(Work item):
Work out the number of lines below containing the word "国泰测试" and give nothing besides it.

═════ Exercise data ═════

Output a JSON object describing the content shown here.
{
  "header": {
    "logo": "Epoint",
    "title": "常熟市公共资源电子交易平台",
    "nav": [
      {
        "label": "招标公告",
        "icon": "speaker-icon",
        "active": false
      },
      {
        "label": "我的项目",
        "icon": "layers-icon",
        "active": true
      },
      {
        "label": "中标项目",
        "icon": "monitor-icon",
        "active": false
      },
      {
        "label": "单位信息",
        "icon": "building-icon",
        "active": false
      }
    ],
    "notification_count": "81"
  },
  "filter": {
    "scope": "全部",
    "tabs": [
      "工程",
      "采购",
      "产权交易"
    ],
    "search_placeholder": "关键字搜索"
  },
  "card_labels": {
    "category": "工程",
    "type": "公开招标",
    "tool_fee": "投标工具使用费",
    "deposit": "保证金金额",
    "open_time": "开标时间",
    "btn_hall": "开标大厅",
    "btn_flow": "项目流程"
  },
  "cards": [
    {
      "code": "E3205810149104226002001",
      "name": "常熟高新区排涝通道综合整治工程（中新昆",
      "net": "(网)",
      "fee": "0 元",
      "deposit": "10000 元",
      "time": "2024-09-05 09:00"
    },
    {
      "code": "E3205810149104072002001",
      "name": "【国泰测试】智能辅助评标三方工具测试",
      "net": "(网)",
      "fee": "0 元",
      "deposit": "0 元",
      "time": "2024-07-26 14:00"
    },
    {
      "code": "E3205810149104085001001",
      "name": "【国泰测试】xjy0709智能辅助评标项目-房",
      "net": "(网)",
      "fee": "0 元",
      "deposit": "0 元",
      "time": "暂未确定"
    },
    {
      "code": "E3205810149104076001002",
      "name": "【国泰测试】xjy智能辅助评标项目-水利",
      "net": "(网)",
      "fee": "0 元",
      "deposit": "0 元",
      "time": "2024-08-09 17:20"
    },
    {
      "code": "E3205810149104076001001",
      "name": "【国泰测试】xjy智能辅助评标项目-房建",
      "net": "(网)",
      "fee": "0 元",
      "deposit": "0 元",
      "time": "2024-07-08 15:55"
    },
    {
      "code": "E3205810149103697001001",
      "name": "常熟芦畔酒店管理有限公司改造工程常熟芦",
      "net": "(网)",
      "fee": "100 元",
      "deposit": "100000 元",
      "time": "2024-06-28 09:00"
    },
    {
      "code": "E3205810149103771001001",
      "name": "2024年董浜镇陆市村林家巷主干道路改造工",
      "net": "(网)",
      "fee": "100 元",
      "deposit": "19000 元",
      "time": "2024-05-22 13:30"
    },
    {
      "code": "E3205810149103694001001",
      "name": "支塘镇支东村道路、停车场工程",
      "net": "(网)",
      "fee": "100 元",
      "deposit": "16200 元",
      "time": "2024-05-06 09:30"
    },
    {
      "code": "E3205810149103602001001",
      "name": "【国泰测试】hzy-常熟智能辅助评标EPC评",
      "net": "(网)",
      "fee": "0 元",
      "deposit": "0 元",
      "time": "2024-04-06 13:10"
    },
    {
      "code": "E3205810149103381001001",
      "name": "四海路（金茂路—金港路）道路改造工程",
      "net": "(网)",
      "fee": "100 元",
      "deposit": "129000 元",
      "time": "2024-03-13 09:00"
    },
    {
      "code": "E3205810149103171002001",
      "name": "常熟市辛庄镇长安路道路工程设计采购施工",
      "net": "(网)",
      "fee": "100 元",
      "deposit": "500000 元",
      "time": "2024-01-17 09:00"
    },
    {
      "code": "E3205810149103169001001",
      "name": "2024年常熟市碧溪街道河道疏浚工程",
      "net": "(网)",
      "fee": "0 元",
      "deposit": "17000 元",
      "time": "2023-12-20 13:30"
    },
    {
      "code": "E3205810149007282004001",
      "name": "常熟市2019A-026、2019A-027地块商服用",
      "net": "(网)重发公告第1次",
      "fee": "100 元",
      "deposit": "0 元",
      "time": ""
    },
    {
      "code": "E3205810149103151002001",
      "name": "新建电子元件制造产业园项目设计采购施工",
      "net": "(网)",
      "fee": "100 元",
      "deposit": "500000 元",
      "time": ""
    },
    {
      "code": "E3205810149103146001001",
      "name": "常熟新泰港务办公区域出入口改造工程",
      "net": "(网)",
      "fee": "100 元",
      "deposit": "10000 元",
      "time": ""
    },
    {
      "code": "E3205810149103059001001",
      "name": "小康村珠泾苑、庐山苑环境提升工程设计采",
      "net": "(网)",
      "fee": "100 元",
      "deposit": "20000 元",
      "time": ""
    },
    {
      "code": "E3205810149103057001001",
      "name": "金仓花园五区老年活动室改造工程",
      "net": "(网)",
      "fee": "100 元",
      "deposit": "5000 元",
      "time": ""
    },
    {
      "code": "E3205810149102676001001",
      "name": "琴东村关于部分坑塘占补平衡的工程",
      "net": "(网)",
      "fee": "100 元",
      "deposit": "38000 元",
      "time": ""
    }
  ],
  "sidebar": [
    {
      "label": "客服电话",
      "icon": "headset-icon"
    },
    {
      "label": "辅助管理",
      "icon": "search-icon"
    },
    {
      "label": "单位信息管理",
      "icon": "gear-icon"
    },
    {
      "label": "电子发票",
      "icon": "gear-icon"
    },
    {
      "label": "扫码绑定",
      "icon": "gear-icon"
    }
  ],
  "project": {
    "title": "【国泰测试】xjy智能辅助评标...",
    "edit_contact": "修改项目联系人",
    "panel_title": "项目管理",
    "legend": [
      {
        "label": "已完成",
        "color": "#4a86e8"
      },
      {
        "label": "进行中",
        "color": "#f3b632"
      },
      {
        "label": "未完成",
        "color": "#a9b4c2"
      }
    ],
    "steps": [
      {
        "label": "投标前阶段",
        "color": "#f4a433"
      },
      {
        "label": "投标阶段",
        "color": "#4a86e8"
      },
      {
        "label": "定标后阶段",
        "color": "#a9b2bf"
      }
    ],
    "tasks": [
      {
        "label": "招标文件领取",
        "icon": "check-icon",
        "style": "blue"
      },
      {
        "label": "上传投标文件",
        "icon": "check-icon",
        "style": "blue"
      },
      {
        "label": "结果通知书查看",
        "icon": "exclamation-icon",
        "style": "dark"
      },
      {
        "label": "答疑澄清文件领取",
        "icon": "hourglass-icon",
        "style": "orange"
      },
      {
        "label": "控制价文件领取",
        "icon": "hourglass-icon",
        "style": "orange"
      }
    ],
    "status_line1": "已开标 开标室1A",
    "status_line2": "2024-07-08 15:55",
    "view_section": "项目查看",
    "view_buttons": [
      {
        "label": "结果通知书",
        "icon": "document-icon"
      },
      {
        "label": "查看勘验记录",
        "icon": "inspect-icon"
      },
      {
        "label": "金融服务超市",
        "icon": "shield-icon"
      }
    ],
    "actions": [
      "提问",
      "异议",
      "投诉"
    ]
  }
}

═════

(Response to this exercise):
6